EXERCISE BRIEF:
Count the lines below that hold the word "Ctrl" and say how many, with no other text.

^^^^^^^^

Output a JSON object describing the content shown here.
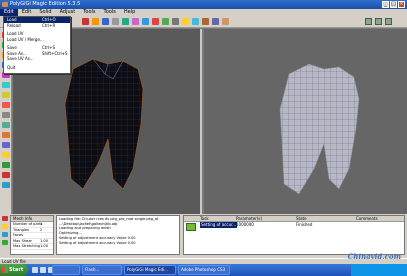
{
  "window": {
    "title": "PolyGiGi Magic Edition 5.3.5"
  },
  "menubar": {
    "items": [
      "Edit",
      "Edit",
      "Solid",
      "Adjust",
      "Tools",
      "Tools",
      "Help"
    ]
  },
  "file_menu": {
    "items": [
      {
        "label": "Load",
        "shortcut": "Ctrl+O"
      },
      {
        "label": "Reload",
        "shortcut": "Ctrl+R"
      },
      {
        "label": "Load UV",
        "shortcut": ""
      },
      {
        "label": "Load UV / Merge...",
        "shortcut": ""
      },
      {
        "label": "Save",
        "shortcut": "Ctrl+S"
      },
      {
        "label": "Save As...",
        "shortcut": "Shift+Ctrl+S"
      },
      {
        "label": "Save UV As...",
        "shortcut": ""
      },
      {
        "label": "Quit",
        "shortcut": ""
      }
    ]
  },
  "viewports": {
    "left_label": "",
    "right_label": ""
  },
  "mesh_info": {
    "title": "Mesh Info",
    "rows": [
      {
        "k": "Number of parts",
        "v": "1"
      },
      {
        "k": "Triangles",
        "v": "2"
      },
      {
        "k": "Faces",
        "v": ""
      },
      {
        "k": "Max Shear",
        "v": "1.00"
      },
      {
        "k": "Max Stretching",
        "v": "1.00"
      }
    ]
  },
  "log": {
    "lines": [
      "Loading file: D:\\user  rces  ds  pkg_pro_mat single.pkg_at",
      "...\\Desktop\\jacket\\galleon\\tib.obj",
      "Loading and preparing mesh",
      "Optimizing...",
      "Setting of adjustment accuracy  Value  0.00",
      "Setting of adjustment accuracy  Value  0.00"
    ]
  },
  "tasks": {
    "headers": [
      "Task",
      "Parameter(s)",
      "State",
      "Comments"
    ],
    "rows": [
      {
        "task": "Setting of accur...",
        "param": "1000000",
        "state": "Finished",
        "comment": ""
      }
    ]
  },
  "statusbar": {
    "text": "Load UV file"
  },
  "taskbar": {
    "start": "Start",
    "buttons": [
      "",
      "Flash...",
      "PolyGiGi Magic Edi...",
      "Adobe Photoshop CS3"
    ],
    "tray_time": ""
  },
  "watermark": {
    "text": "Chinavid.com"
  }
}
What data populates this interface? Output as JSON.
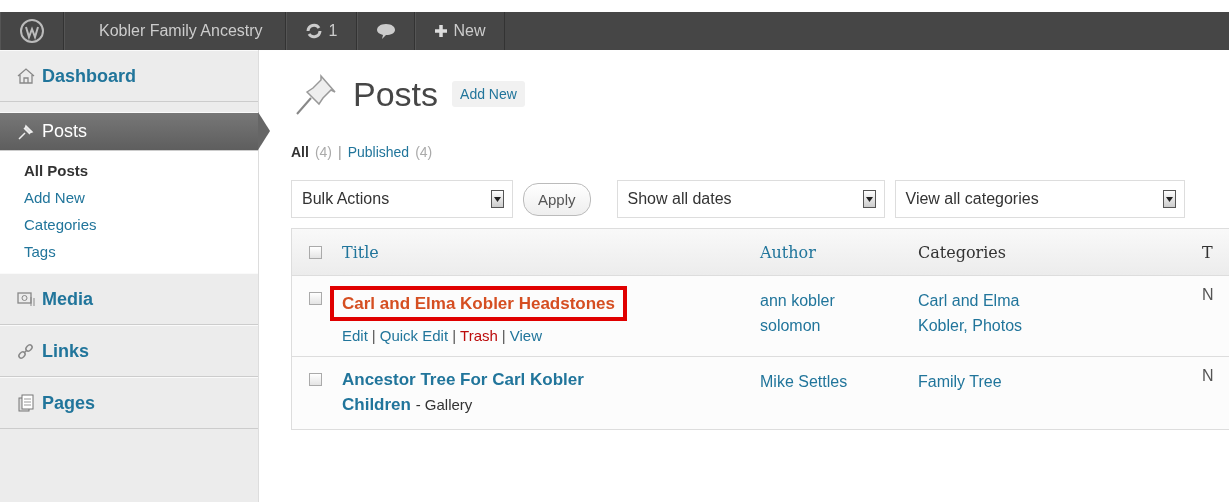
{
  "admin_bar": {
    "items": [
      {
        "kind": "logo"
      },
      {
        "kind": "site",
        "label": "Kobler Family Ancestry"
      },
      {
        "kind": "updates",
        "label": "1"
      },
      {
        "kind": "comments"
      },
      {
        "kind": "new",
        "label": "New"
      }
    ]
  },
  "sidebar": {
    "items": [
      {
        "label": "Dashboard",
        "selected": false
      },
      {
        "label": "Posts",
        "selected": true,
        "children": [
          {
            "label": "All Posts",
            "selected": true
          },
          {
            "label": "Add New",
            "selected": false
          },
          {
            "label": "Categories",
            "selected": false
          },
          {
            "label": "Tags",
            "selected": false
          }
        ]
      },
      {
        "label": "Media",
        "selected": false
      },
      {
        "label": "Links",
        "selected": false
      },
      {
        "label": "Pages",
        "selected": false
      }
    ]
  },
  "page": {
    "title": "Posts",
    "add_button": "Add New"
  },
  "views": {
    "separator": "|",
    "items": [
      {
        "label": "All",
        "count": "(4)",
        "selected": true
      },
      {
        "label": "Published",
        "count": "(4)",
        "selected": false
      }
    ]
  },
  "toolbar": {
    "bulk_select": "Bulk Actions",
    "apply": "Apply",
    "date_select": "Show all dates",
    "category_select": "View all categories"
  },
  "table": {
    "select_all_checked": false,
    "action_separator": "|",
    "columns": [
      {
        "label": "Title",
        "sortable": true
      },
      {
        "label": "Author",
        "sortable": true
      },
      {
        "label": "Categories",
        "sortable": false
      },
      {
        "label": "T",
        "sortable": false
      }
    ],
    "rows": [
      {
        "title": "Carl and Elma Kobler Headstones",
        "hovered": true,
        "highlighted": true,
        "checked": false,
        "actions": [
          {
            "label": "Edit",
            "kind": "normal"
          },
          {
            "label": "Quick Edit",
            "kind": "normal"
          },
          {
            "label": "Trash",
            "kind": "delete"
          },
          {
            "label": "View",
            "kind": "normal"
          }
        ],
        "author": "ann kobler solomon",
        "categories": "Carl and Elma Kobler, Photos",
        "column_4": "N"
      },
      {
        "title": "Ancestor Tree For Carl Kobler Children",
        "hovered": false,
        "highlighted": false,
        "state": "- Gallery",
        "checked": false,
        "actions": [],
        "author": "Mike Settles",
        "categories": "Family Tree",
        "column_4": "N"
      }
    ]
  }
}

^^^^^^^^

REPLY TO THE EXERCISE:
4